- Gilgamesh’s authority is largely referent authority by virtue of his wisdom, physical disposition, and the mystical appearance he possessed. These coupled with the fact that he actively participated in the activities that benefitted the society gifted him the following of the people of Uruk.
- Enkidu becomes civilized from the encounter he has with a prostitute, Shamhat. This ‘civilization’ is achieved by taming Enkidu through Shamhat’s sexual advances (Pg. 67). He is then able to be more embracive of other humans and appreciative of the value of life. Therefore, Mesopotamians considered civilization an integral component of sociability and peaceful co-existence.
- Hammurabi’s law regulated issues related to: property, irrigation, loans and interests, trade, debt slavery, the family and marriage, adoption, wages, building, personal injury to mention but a few. These laws were necessary to ensure a peaceful co-existence amongst the people by laying down explicit rules and resultant punishment of their non-compliance. Hammurabi justified these laws by crediting them to his gods, therefore instilling fear on the need to abide by them as they were not merely his own thoughts.
- According to Plato, philosophers are educated people who are tasked with enlightening other men in the society. It is only through such enlightenment by philosophers will states be ruled by the most intelligent and able leaders who will guide the nation in the best forward (Pg. 205).
- Plato describes the ideal state as that which exalts justice above every other thing. Because justice is a component of knowledge and philosophers are the bearers of this knowledge, it is imperative that countries are governed by philosophers who will ensure justice (Pg. 206).
- The justification of the Athenians’ conquest of the Melos was based on their power and military strength. They asserted that the standard of justice was measured by the power of one group relative to another and the ability of the powerful group to compel the weaker one to bend to its desires. By virtue of being more powerful, the Athenians felt justified to conquer the Melos who they believed had no bargaining power or mileage over them (Pg. 402). They reconciled this imperial expansion by increasing participation, making alliances and assemblies that would try make it an integrated force.

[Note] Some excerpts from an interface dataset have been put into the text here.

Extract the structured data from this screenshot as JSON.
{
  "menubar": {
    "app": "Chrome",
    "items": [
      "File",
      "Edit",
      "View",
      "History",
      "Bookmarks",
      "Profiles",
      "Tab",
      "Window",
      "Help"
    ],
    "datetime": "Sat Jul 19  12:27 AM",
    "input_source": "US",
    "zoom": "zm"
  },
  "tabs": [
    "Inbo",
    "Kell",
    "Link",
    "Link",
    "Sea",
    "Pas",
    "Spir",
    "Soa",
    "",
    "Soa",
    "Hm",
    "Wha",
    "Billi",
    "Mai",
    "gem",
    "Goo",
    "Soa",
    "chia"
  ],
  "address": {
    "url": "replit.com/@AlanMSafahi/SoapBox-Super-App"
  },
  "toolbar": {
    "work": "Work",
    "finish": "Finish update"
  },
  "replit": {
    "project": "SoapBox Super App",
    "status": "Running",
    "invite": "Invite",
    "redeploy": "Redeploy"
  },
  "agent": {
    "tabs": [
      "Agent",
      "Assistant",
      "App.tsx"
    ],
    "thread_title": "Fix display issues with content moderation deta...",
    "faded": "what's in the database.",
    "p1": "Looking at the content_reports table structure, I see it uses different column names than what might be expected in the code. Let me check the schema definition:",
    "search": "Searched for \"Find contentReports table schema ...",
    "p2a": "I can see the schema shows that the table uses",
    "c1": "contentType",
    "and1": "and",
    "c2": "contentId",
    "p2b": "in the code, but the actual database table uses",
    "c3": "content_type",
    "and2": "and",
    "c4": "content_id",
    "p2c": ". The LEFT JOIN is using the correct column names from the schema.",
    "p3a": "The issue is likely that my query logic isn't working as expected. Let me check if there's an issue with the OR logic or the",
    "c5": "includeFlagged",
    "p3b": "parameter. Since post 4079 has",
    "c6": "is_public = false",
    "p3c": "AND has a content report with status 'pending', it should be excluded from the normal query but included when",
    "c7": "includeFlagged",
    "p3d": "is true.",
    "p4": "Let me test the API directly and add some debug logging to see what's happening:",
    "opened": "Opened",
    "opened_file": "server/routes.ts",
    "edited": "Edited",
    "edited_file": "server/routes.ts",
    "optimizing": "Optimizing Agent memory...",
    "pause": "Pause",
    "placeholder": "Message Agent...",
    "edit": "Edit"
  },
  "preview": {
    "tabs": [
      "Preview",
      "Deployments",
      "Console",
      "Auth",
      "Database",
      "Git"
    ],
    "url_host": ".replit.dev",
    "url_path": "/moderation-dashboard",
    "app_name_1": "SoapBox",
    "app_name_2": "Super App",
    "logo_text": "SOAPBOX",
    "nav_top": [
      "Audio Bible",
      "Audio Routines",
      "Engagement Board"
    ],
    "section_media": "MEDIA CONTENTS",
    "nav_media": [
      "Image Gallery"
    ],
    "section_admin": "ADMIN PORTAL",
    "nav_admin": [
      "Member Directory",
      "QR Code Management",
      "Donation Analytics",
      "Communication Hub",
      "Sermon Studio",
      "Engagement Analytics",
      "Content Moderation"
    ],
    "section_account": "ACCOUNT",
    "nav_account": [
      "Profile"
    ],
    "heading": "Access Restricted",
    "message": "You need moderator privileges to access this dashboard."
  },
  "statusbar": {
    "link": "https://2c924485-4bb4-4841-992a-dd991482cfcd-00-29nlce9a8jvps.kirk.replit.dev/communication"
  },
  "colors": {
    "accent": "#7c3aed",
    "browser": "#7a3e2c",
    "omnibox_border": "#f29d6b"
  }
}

The similarity existent between the ancient world and the current governm